We all know that GIS maps help people visualize and communicate information in powerful ways, and the online Story Map application is a great way to publish your research results and share that information across the web. Researchers in the Arizona State University (ASU) Mary Lou Fulton Teachers College (MLFTC) are doing just that.
The Teachers College wanted to communicate the impact of its grant-funded research projects broadly, particularly to public school teachers throughout Arizona. To accomplish this, MLFTC created a new position for a Geospatial Data Specialist and hired Melissa McGehee (a graduate of the ASU Masters of Advanced Study in GIS program) to work with MLFTC researchers. McGehee had extensive experience with ArcGIS Online from her graduate school days and was able to leverage that, working closely with a team within MLFTC, to create media rich Story Maps for several grant-funded research projects.
Congratulations to MLFTC on their innovative approach to public education. Using online maps to communicate the impact of grant-funded research is a wonderful extension of the requirement in many grants for “dissemination” and “engaging wider audiences.”
Light pollution affects the entire biosphere. Scientists have found that artificial night light has a particularly negative effect on adult sea turtles and their hatchlings. Sea turtle species are listed as either endangered or vulnerable by the International Union for Conservation of Nature (IUCN).
Artificial lights within the human-built environment can lead females to nest in less suitable sites, decreasing the success of the clutches laid into the nest. Hatchlings are directly affected too, by becoming either misoriented (moving more inland, rather than toward the ocean) or disoriented (crawling in circuitous paths). The results can be fatal. Mis- or disoriented hatchlings often become exhausted, dehydrated, and more exposed to predators, not to mention to vehicular kills.
It is important to develop the most effective management strategies to protect sea turtles. Before the development and widespread adoption of geospatial technologies and spatial analysis techniques, conservation policies depended on expensive, large-scale surveys involving many people conducting field visits to beach habitats.
Survey data were used to inform the creation of appropriate zoning and light ordinances. Geospatial data, such as satellite-derived imagery, have made understanding the geographic distribution, intensity, and ecological impacts of artificial light less expensive and easier to analyze.
Welcome! If you’re reading this, you’ve successfully found the web presence for the Map and Geospatial Hub, a new unit of the ASU Library system started in Fall 2016 (lib.asu.edu/geo).
So, why the new website?
The creation of a new Map and Geospatial Hub marks a consolidation and significant expansion of the operations related to maps and modern mapping technologies at ASU Library. Such a consolidation warranted a more accessible, more user-friendly web presence that more adequately described the expanded, more ambitious vision of the unit.
The new web pages were designed to better assist the ASU and broader community discover our map, data, and technology resources; our educational and training programming; and our opportunities for collaborative projects and research.
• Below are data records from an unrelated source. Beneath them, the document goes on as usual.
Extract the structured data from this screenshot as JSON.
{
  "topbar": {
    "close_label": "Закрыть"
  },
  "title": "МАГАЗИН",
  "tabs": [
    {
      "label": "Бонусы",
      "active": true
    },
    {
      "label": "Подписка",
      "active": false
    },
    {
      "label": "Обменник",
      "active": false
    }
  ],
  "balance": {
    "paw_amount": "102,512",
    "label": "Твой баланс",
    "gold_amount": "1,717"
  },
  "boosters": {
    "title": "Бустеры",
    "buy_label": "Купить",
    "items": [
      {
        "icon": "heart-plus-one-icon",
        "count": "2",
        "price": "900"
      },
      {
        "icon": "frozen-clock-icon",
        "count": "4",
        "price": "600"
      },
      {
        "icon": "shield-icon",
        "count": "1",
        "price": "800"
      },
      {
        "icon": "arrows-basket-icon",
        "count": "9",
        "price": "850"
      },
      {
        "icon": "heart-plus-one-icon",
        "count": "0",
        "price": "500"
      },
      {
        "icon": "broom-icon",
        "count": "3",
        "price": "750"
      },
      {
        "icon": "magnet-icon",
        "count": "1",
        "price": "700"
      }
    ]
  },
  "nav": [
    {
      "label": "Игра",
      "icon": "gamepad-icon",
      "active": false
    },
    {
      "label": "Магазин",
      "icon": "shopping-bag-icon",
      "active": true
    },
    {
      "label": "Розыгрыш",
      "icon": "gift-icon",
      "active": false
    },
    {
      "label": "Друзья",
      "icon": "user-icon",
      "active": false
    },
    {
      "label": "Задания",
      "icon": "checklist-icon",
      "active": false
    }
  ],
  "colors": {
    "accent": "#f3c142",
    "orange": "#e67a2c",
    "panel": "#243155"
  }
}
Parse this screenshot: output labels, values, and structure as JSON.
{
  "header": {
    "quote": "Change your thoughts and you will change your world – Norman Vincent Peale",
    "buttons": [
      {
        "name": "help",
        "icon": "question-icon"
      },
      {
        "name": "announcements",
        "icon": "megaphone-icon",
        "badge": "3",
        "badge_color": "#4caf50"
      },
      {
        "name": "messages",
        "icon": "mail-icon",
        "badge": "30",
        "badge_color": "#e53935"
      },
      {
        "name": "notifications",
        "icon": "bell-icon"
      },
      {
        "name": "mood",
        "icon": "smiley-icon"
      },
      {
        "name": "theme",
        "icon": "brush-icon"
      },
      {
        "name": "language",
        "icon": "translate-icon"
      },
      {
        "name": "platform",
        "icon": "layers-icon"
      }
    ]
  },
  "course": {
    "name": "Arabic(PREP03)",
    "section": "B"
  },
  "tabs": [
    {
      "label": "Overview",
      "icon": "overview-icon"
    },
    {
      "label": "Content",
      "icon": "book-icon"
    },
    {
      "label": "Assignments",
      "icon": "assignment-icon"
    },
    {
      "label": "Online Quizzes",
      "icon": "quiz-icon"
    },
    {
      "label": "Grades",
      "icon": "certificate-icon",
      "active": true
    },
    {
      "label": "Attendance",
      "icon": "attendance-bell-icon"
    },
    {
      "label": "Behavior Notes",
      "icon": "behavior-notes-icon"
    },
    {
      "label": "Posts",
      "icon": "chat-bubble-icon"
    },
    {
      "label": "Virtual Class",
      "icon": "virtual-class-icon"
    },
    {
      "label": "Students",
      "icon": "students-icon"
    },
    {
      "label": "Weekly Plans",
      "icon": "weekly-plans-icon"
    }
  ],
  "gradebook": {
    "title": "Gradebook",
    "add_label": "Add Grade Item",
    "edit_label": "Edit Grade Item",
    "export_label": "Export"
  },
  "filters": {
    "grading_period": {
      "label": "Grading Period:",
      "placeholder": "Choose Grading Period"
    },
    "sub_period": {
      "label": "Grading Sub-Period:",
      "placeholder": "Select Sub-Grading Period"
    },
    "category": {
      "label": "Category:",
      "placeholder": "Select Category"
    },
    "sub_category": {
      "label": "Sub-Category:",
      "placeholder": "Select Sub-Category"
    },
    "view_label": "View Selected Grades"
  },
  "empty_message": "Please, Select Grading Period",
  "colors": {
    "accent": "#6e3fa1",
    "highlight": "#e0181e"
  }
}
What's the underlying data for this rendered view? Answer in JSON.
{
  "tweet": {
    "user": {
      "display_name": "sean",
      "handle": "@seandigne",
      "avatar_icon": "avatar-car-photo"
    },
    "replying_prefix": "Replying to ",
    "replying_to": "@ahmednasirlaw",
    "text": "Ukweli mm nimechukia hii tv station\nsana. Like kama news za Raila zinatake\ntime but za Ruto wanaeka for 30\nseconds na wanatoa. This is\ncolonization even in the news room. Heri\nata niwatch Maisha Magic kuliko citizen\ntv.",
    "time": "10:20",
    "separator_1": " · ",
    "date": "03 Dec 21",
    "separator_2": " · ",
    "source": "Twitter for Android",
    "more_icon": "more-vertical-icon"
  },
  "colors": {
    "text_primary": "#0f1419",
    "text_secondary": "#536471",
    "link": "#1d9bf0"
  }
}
The site also features this News & Blog stream (lib.asu.edu/geo/news) to update the community on what we’re up to.
As with all websites, ours is dynamic and its content subject to change as we continue to collect feedback on its usability and effectiveness. Expect further improvements to our web presence as we continue the work of improving ways to serve and impact the ASU community and beyond. We’re just getting started!